LEE BOLLINGER, COLUMBIA UNIVERSITY PRESIDENT: Mr President, you exhibit all the signs of a petty
and cruel dictator.

DAVID LAWRENCE: And the University head didn't hold back over Mr Ahmedinejad's views on the

LEE BOLLINGER: When you come to a place like this, this makes you quite simply ridiculous. You are
either brazenly provocative or astonishingly uneducated.

DAVID LAWRENCE: The President seemed taken aback by the verbal assault which he called unfriendly
treatment and an insult. But he wasn't deterred from once again questioning the significance of the

MAHMOUD AHMADINEJAD, IRANIAN PRESIDENT (TRANSLATION): Given this historical event, if it is a
reality we need to still question whether the Palestinian people should be paying for it or not.
After all, it happened in Europe. The Palestinians had no role to play in it.

DAVID LAWRENCE: He was just laughed at when he rejected criticisms that gays are persecuted in

MAHMOUD AHMADINEJAD (TRANSLATION): We don't have homosexuals like in your country. We don't have
that in our country. In Iran we do not have this phenomenon. I don't know who's told you that we
have it.

DAVID LAWRENCE: After his grilling at Columbia University, the Iranian President held talks with
the UN Secretary-General, Ban Ki-Moon. He's due to address the General Assembly tomorrow and is
expected to use his speech to reject US claims Iran is attempting to build a nuclear weapons
program. Earlier he told reporters Iran would not launch an attack on Israel or any other country
and he did not believe America was planning for war against Iran.
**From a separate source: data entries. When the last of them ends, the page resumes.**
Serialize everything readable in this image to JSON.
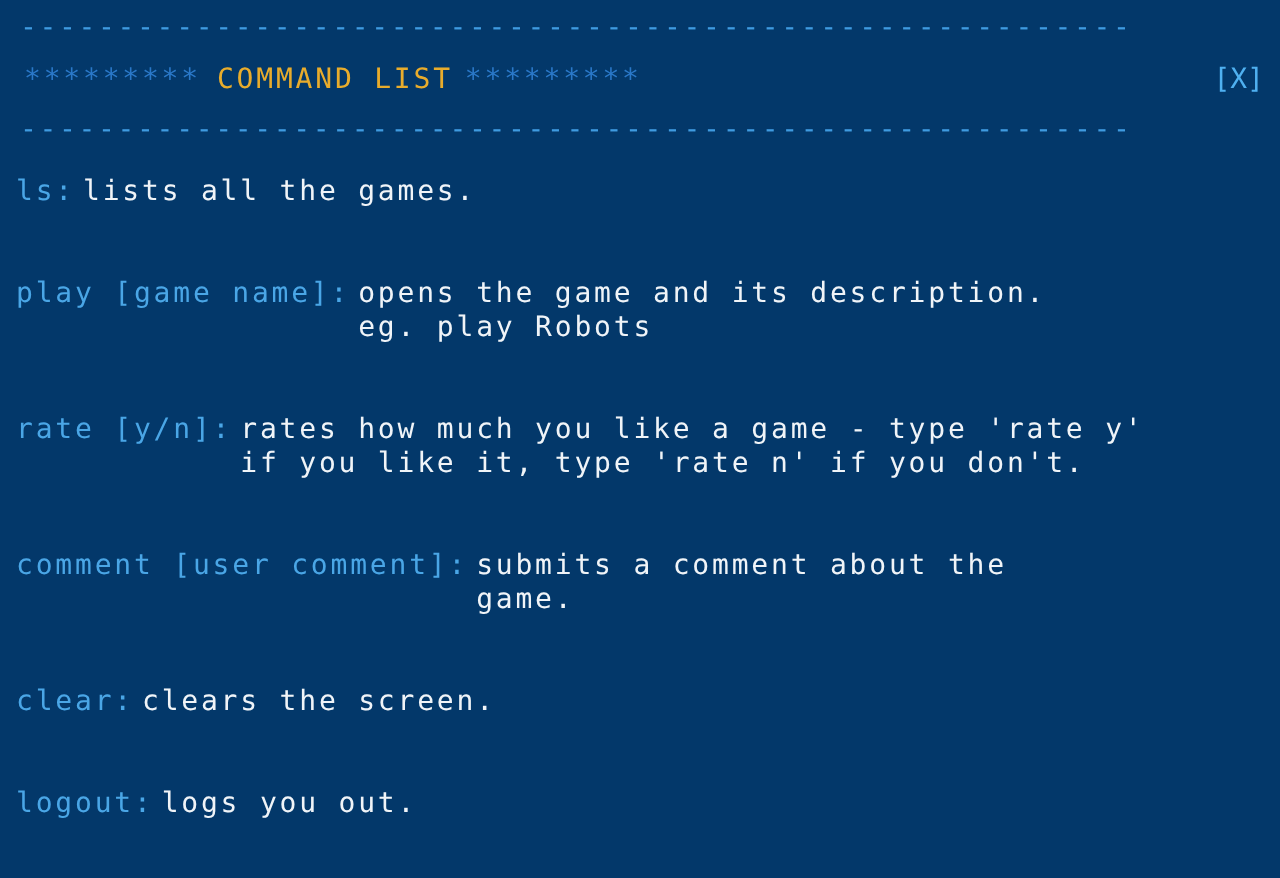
{
  "header": {
    "rule_top": "---------------------------------------------------------",
    "stars_left": "*********",
    "title": "COMMAND LIST",
    "stars_right": "*********",
    "close": "[X]",
    "rule_bottom": "---------------------------------------------------------"
  },
  "commands": [
    {
      "key": "ls:",
      "lines": [
        "lists all the games."
      ]
    },
    {
      "key": "play [game name]:",
      "lines": [
        "opens the game and its description.",
        "eg. play Robots"
      ]
    },
    {
      "key": "rate [y/n]:",
      "lines": [
        "rates how much you like a game - type 'rate y'",
        "if you like it, type 'rate n' if you don't."
      ]
    },
    {
      "key": "comment [user comment]:",
      "lines": [
        "submits a comment about the",
        "game."
      ]
    },
    {
      "key": "clear:",
      "lines": [
        "clears the screen."
      ]
    },
    {
      "key": "logout:",
      "lines": [
        "logs you out."
      ]
    }
  ]
}
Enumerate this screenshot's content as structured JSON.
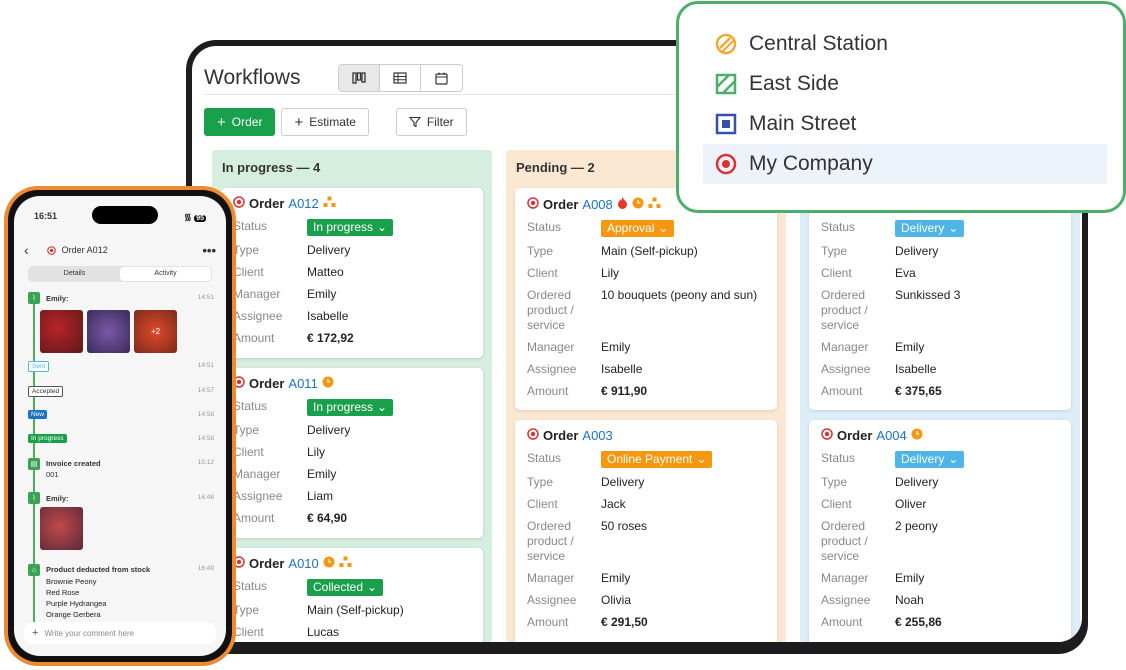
{
  "workflow": {
    "title": "Workflows",
    "buttons": {
      "order": "Order",
      "estimate": "Estimate",
      "filter": "Filter"
    },
    "columns": [
      {
        "name": "In progress — 4"
      },
      {
        "name": "Pending — 2"
      }
    ],
    "labels": {
      "status": "Status",
      "type": "Type",
      "client": "Client",
      "manager": "Manager",
      "assignee": "Assignee",
      "amount": "Amount",
      "ordered1": "Ordered",
      "ordered2": "product /",
      "ordered3": "service"
    },
    "cards": {
      "a012": {
        "title": "Order",
        "num": "A012",
        "status": "In progress",
        "type": "Delivery",
        "client": "Matteo",
        "manager": "Emily",
        "assignee": "Isabelle",
        "amount": "€ 172,92"
      },
      "a011": {
        "title": "Order",
        "num": "A011",
        "status": "In progress",
        "type": "Delivery",
        "client": "Lily",
        "manager": "Emily",
        "assignee": "Liam",
        "amount": "€ 64,90"
      },
      "a010": {
        "title": "Order",
        "num": "A010",
        "status": "Collected",
        "type": "Main (Self-pickup)",
        "client": "Lucas"
      },
      "a008": {
        "title": "Order",
        "num": "A008",
        "status": "Approval",
        "type": "Main (Self-pickup)",
        "client": "Lily",
        "product": "10 bouquets (peony and sun)",
        "manager": "Emily",
        "assignee": "Isabelle",
        "amount": "€ 911,90"
      },
      "a003": {
        "title": "Order",
        "num": "A003",
        "status": "Online Payment",
        "type": "Delivery",
        "client": "Jack",
        "product": "50 roses",
        "manager": "Emily",
        "assignee": "Olivia",
        "amount": "€ 291,50"
      },
      "b1": {
        "status": "Delivery",
        "type": "Delivery",
        "client": "Eva",
        "product": "Sunkissed 3",
        "manager": "Emily",
        "assignee": "Isabelle",
        "amount": "€ 375,65"
      },
      "a004": {
        "title": "Order",
        "num": "A004",
        "status": "Delivery",
        "type": "Delivery",
        "client": "Oliver",
        "product": "2 peony",
        "manager": "Emily",
        "assignee": "Noah",
        "amount": "€ 255,86"
      }
    }
  },
  "locations": [
    {
      "label": "Central Station",
      "icon": "striped-circle-icon",
      "color": "#f0a830"
    },
    {
      "label": "East Side",
      "icon": "striped-square-icon",
      "color": "#4cae6a"
    },
    {
      "label": "Main Street",
      "icon": "square-dot-icon",
      "color": "#3a4fa8"
    },
    {
      "label": "My Company",
      "icon": "target-icon",
      "color": "#d93434"
    }
  ],
  "phone": {
    "time": "16:51",
    "battery": "95",
    "title": "Order A012",
    "tabs": {
      "details": "Details",
      "activity": "Activity"
    },
    "events": {
      "emily1": "Emily:",
      "t1": "14:51",
      "more": "+2",
      "sent": "Sent",
      "t2": "14:51",
      "accepted": "Accepted",
      "t3": "14:57",
      "new": "New",
      "t4": "14:58",
      "inprogress": "In progress",
      "t5": "14:58",
      "invoice": "Invoice created",
      "invoice_no": "001",
      "t6": "15:12",
      "emily2": "Emily:",
      "t7": "16:48",
      "stock": "Product deducted from stock",
      "t8": "16:49",
      "items": [
        "Brownie Peony",
        "Red Rose",
        "Purple Hydrangea",
        "Orange Gerbera"
      ]
    },
    "comment_placeholder": "Write your comment here"
  },
  "colors": {
    "green": "#19a04b",
    "orange": "#f5970f",
    "blue": "#4fb4e6",
    "link": "#1a73c8",
    "accent_border": "#4cae6a",
    "phone_frame": "#ef8a2e"
  }
}
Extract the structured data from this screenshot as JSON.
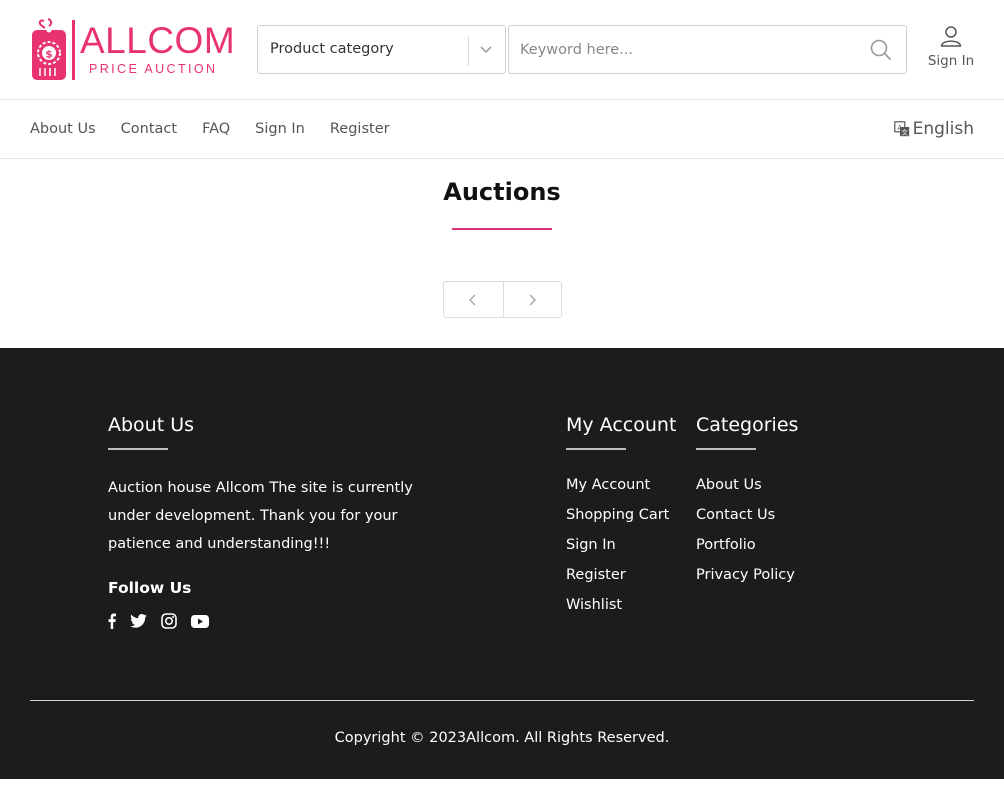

"Talk of an American attack served a domestic electoral purpose," he said, "and was a cover up for
continued policy favours over Iraq." He added, "we don't think you can compensate for one mistake
by making more mistakes." David Lawrence, Lateline.